A Rightmove survey has found that 96% of those currently in rented accommodation still ‘dream of owning a home someday’ and, despite ongoing issues of affordability, access to credit and difficulties raising a deposit, 70% say ‘they will never stop trying’ to make their dream a reality.
Rightmove says its survey of more than 3,000 tenants underlines that Britain is a country that dreams to own.
Miles Shipside, Rightmove director, said: “The traditional British love affair with property ownership seems as strong as ever and today’s tenants are so committed to realising their dream of homeownership that most say they’ll never concede defeat.
“The tricky years since the run on Northern Rock have not deterred them – in fact, they may feel encouraged by a more confident and optimistic mood in the market after years of famine and frustration. Today’s tenants are certainly hungry to be paying off their own mortgage rather than their landlord’s.”
The Help to Buy scheme, which widens from just new build property to include all existing homes under £600,000 in January 2014, offers hope to those with just 5% deposit. However, Rightmove’s latest research also shows that just 15% of potential buyers state their deposit saving goal ‘is on course’, raising the prospect of a substantial majority missing out on the proposed three year window of the scheme.
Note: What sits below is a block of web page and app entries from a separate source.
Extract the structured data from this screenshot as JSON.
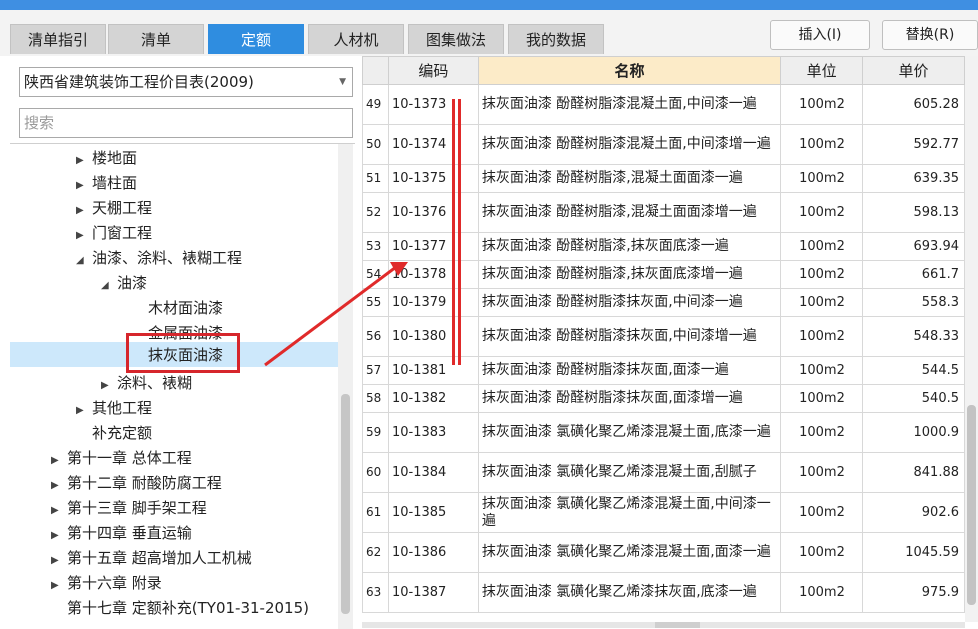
{
  "tabs": [
    {
      "label": "清单指引",
      "active": false
    },
    {
      "label": "清单",
      "active": false
    },
    {
      "label": "定额",
      "active": true
    },
    {
      "label": "人材机",
      "active": false
    },
    {
      "label": "图集做法",
      "active": false
    },
    {
      "label": "我的数据",
      "active": false
    }
  ],
  "toolbar": {
    "insert_label": "插入(I)",
    "replace_label": "替换(R)"
  },
  "library": {
    "selected": "陕西省建筑装饰工程价目表(2009)"
  },
  "search": {
    "placeholder": "搜索"
  },
  "tree": [
    {
      "label": "楼地面",
      "level": 2,
      "toggle": "collapsed"
    },
    {
      "label": "墙柱面",
      "level": 2,
      "toggle": "collapsed"
    },
    {
      "label": "天棚工程",
      "level": 2,
      "toggle": "collapsed"
    },
    {
      "label": "门窗工程",
      "level": 2,
      "toggle": "collapsed"
    },
    {
      "label": "油漆、涂料、裱糊工程",
      "level": 2,
      "toggle": "expanded"
    },
    {
      "label": "油漆",
      "level": 3,
      "toggle": "expanded"
    },
    {
      "label": "木材面油漆",
      "level": 4,
      "toggle": "none"
    },
    {
      "label": "金属面油漆",
      "level": 4,
      "toggle": "none"
    },
    {
      "label": "抹灰面油漆",
      "level": 4,
      "toggle": "none",
      "selected": true
    },
    {
      "label": "涂料、裱糊",
      "level": 3,
      "toggle": "collapsed"
    },
    {
      "label": "其他工程",
      "level": 2,
      "toggle": "collapsed"
    },
    {
      "label": "补充定额",
      "level": 2,
      "toggle": "none"
    },
    {
      "label": "第十一章 总体工程",
      "level": 1,
      "toggle": "collapsed"
    },
    {
      "label": "第十二章 耐酸防腐工程",
      "level": 1,
      "toggle": "collapsed"
    },
    {
      "label": "第十三章 脚手架工程",
      "level": 1,
      "toggle": "collapsed"
    },
    {
      "label": "第十四章 垂直运输",
      "level": 1,
      "toggle": "collapsed"
    },
    {
      "label": "第十五章 超高增加人工机械",
      "level": 1,
      "toggle": "collapsed"
    },
    {
      "label": "第十六章 附录",
      "level": 1,
      "toggle": "collapsed"
    },
    {
      "label": "第十七章 定额补充(TY01-31-2015)",
      "level": 1,
      "toggle": "none"
    }
  ],
  "grid": {
    "columns": [
      "编码",
      "名称",
      "单位",
      "单价"
    ],
    "rows": [
      {
        "idx": "49",
        "code": "10-1373",
        "name": "抹灰面油漆 酚醛树脂漆混凝土面,中间漆一遍",
        "unit": "100m2",
        "price": "605.28",
        "tall": true
      },
      {
        "idx": "50",
        "code": "10-1374",
        "name": "抹灰面油漆 酚醛树脂漆混凝土面,中间漆增一遍",
        "unit": "100m2",
        "price": "592.77",
        "tall": true
      },
      {
        "idx": "51",
        "code": "10-1375",
        "name": "抹灰面油漆 酚醛树脂漆,混凝土面面漆一遍",
        "unit": "100m2",
        "price": "639.35",
        "tall": false
      },
      {
        "idx": "52",
        "code": "10-1376",
        "name": "抹灰面油漆 酚醛树脂漆,混凝土面面漆增一遍",
        "unit": "100m2",
        "price": "598.13",
        "tall": true
      },
      {
        "idx": "53",
        "code": "10-1377",
        "name": "抹灰面油漆 酚醛树脂漆,抹灰面底漆一遍",
        "unit": "100m2",
        "price": "693.94",
        "tall": false
      },
      {
        "idx": "54",
        "code": "10-1378",
        "name": "抹灰面油漆 酚醛树脂漆,抹灰面底漆增一遍",
        "unit": "100m2",
        "price": "661.7",
        "tall": false
      },
      {
        "idx": "55",
        "code": "10-1379",
        "name": "抹灰面油漆 酚醛树脂漆抹灰面,中间漆一遍",
        "unit": "100m2",
        "price": "558.3",
        "tall": false
      },
      {
        "idx": "56",
        "code": "10-1380",
        "name": "抹灰面油漆 酚醛树脂漆抹灰面,中间漆增一遍",
        "unit": "100m2",
        "price": "548.33",
        "tall": true
      },
      {
        "idx": "57",
        "code": "10-1381",
        "name": "抹灰面油漆 酚醛树脂漆抹灰面,面漆一遍",
        "unit": "100m2",
        "price": "544.5",
        "tall": false
      },
      {
        "idx": "58",
        "code": "10-1382",
        "name": "抹灰面油漆 酚醛树脂漆抹灰面,面漆增一遍",
        "unit": "100m2",
        "price": "540.5",
        "tall": false
      },
      {
        "idx": "59",
        "code": "10-1383",
        "name": "抹灰面油漆 氯磺化聚乙烯漆混凝土面,底漆一遍",
        "unit": "100m2",
        "price": "1000.9",
        "tall": true
      },
      {
        "idx": "60",
        "code": "10-1384",
        "name": "抹灰面油漆 氯磺化聚乙烯漆混凝土面,刮腻子",
        "unit": "100m2",
        "price": "841.88",
        "tall": true
      },
      {
        "idx": "61",
        "code": "10-1385",
        "name": "抹灰面油漆 氯磺化聚乙烯漆混凝土面,中间漆一遍",
        "unit": "100m2",
        "price": "902.6",
        "tall": true
      },
      {
        "idx": "62",
        "code": "10-1386",
        "name": "抹灰面油漆 氯磺化聚乙烯漆混凝土面,面漆一遍",
        "unit": "100m2",
        "price": "1045.59",
        "tall": true
      },
      {
        "idx": "63",
        "code": "10-1387",
        "name": "抹灰面油漆 氯磺化聚乙烯漆抹灰面,底漆一遍",
        "unit": "100m2",
        "price": "975.9",
        "tall": true
      }
    ]
  },
  "colors": {
    "accent": "#2f8de0",
    "annotation": "#d6262c",
    "selected_row": "#cde8fb",
    "name_header": "#fcebc8"
  }
}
Shipside explained: “For those dreaming of owning their own home, Help to Buy could perhaps play the role of dream-maker. While it’s tough to save, especially when you’re paying rent and it’s rising, the window for homeownership will be flung open again. It will not be a pre-credit-crunch free for all, but for some that have been unable to reach the higher deposit criteria, it could be a real leg up onto the property ladder.”
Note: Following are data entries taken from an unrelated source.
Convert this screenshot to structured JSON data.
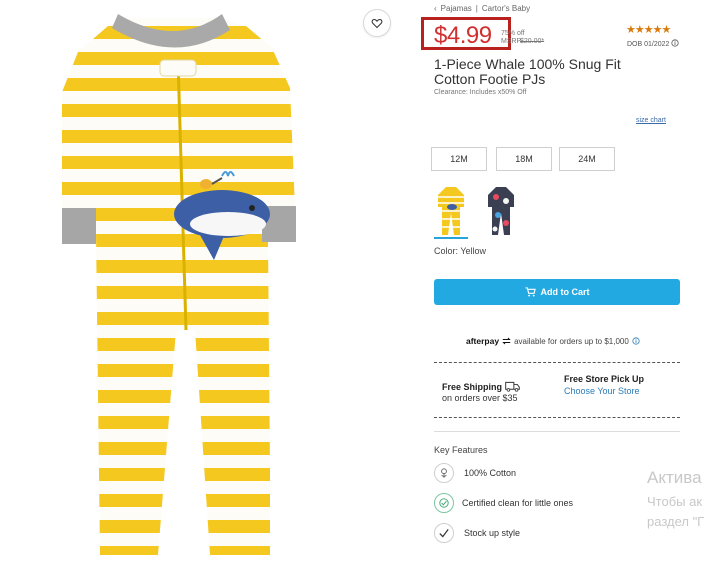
{
  "breadcrumb": {
    "back_glyph": "‹",
    "items": [
      "Pajamas",
      "Cartor's Baby"
    ]
  },
  "price": {
    "current": "$4.99",
    "percent_off": "75% off",
    "msrp_label": "MSRP",
    "msrp_value": "$20.00*"
  },
  "rating": {
    "stars": "★★★★★",
    "dob": "DOB 01/2022",
    "info_icon": "info-icon"
  },
  "product": {
    "title": "1-Piece Whale 100% Snug Fit Cotton Footie PJs",
    "clearance_note": "Clearance: Includes x50% Off",
    "size_chart": "size chart",
    "sizes": [
      "12M",
      "18M",
      "24M"
    ],
    "color_label": "Color: Yellow",
    "colors": {
      "accent": "#23a9e1",
      "price_red": "#d0302e",
      "star": "#d97a0c",
      "swatch_yellow": "#f4c81e"
    }
  },
  "cart": {
    "label": "Add to Cart",
    "icon": "cart-icon"
  },
  "afterpay": {
    "brand": "afterpay",
    "text": "available for orders up to $1,000"
  },
  "shipping": {
    "title": "Free Shipping",
    "sub": "on orders over $35",
    "icon": "truck-icon"
  },
  "store": {
    "title": "Free Store Pick Up",
    "link": "Choose Your Store"
  },
  "features": {
    "title": "Key Features",
    "items": [
      {
        "label": "100% Cotton",
        "icon": "cotton-icon"
      },
      {
        "label": "Certified clean for little ones",
        "icon": "certified-icon"
      },
      {
        "label": "Stock up style",
        "icon": "check-icon"
      }
    ]
  },
  "windows_watermark": {
    "title": "Актива",
    "line1": "Чтобы ак",
    "line2": "раздел \"Г"
  }
}
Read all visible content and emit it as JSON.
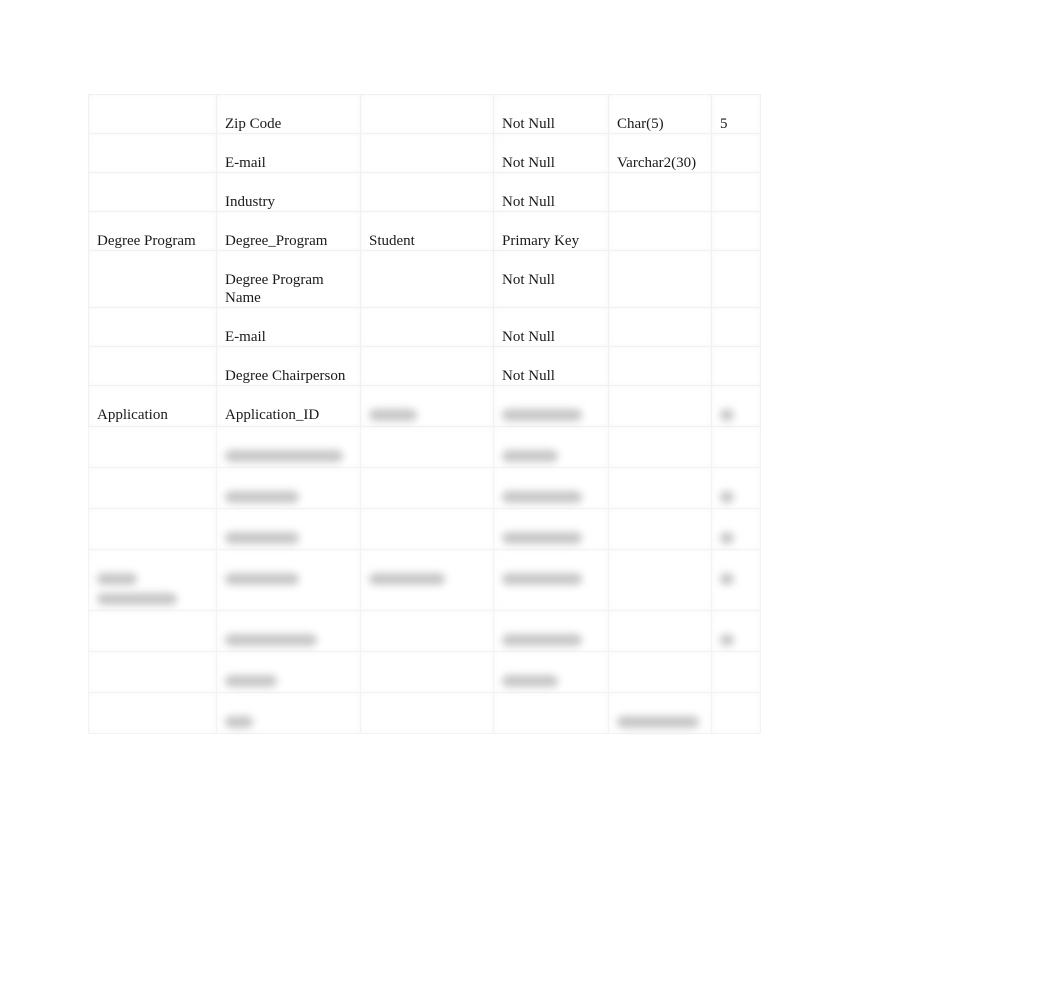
{
  "table": {
    "rows": [
      {
        "entity": "",
        "attribute": "Zip Code",
        "references": "",
        "constraint": "Not Null",
        "datatype": "Char(5)",
        "size": "5"
      },
      {
        "entity": "",
        "attribute": "E-mail",
        "references": "",
        "constraint": "Not Null",
        "datatype": "Varchar2(30)",
        "size": ""
      },
      {
        "entity": "",
        "attribute": "Industry",
        "references": "",
        "constraint": "Not Null",
        "datatype": "",
        "size": ""
      },
      {
        "entity": "Degree Program",
        "attribute": "Degree_Program",
        "references": "Student",
        "constraint": "Primary Key",
        "datatype": "",
        "size": ""
      },
      {
        "entity": "",
        "attribute": "Degree Program Name",
        "references": "",
        "constraint": "Not Null",
        "datatype": "",
        "size": ""
      },
      {
        "entity": "",
        "attribute": "E-mail",
        "references": "",
        "constraint": "Not Null",
        "datatype": "",
        "size": ""
      },
      {
        "entity": "",
        "attribute": "Degree Chairperson",
        "references": "",
        "constraint": "Not Null",
        "datatype": "",
        "size": ""
      },
      {
        "entity": "Application",
        "attribute": "Application_ID",
        "references": "",
        "constraint": "",
        "datatype": "",
        "size": ""
      }
    ],
    "blurred_rows_note": "remaining rows are blurred and unreadable"
  }
}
Rightmove’s research also shows record levels of ‘trapped renters’ – tenants who would like to buy but can’t afford to – has risen from 56% a year ago to 60%.
While lettings agents increasingly report ‘property purchase’ as the reason tenants give for serving notice, the pipeline of new tenants and the existing trapped renters who cannot ‘escape to buy’ means that a higher proportion are trapped. 31% of today’s trapped renters actually owned previously.
Shipside added: “Even though some agents are reporting an increase in those buying and escaping the rental trap, the growing number of new households and former homeowners returned to the rental sector keeps producing new tenants.
“In spite of buying looking increasingly attractive as the costs of renting continue to rise, saving a deposit continues to get harder. For many of those trapped in rented accommodation and dreaming of escape, it’s a nightmare scenario.”
Brian Murphy, head of lending at Mortgage Advice Bureau (MAB), added: “The fact the typical homebuyer’s income recently rose above £40,000 for the first time helps to explain why so many renters feel trapped and unable to afford a home. But anyone clinging to their dream of buying a house will find that help is increasingly close at hand.
“A rush of lender offers and government initiatives mean that buyers might be surprised by some of the options now open to them. Adverse credit is becoming less of a barrier than it has been since the market crash, and there are alternatives out there for buyers with poor credit histories or adverse circumstances – albeit limited – if they want to get a mortgage.
“Part two of the Help to Buy scheme is designed specifically to channel loans to buyers who are struggling to raise a deposit, so today’s renters are absolutely right to hang onto their homeowning ambitions.”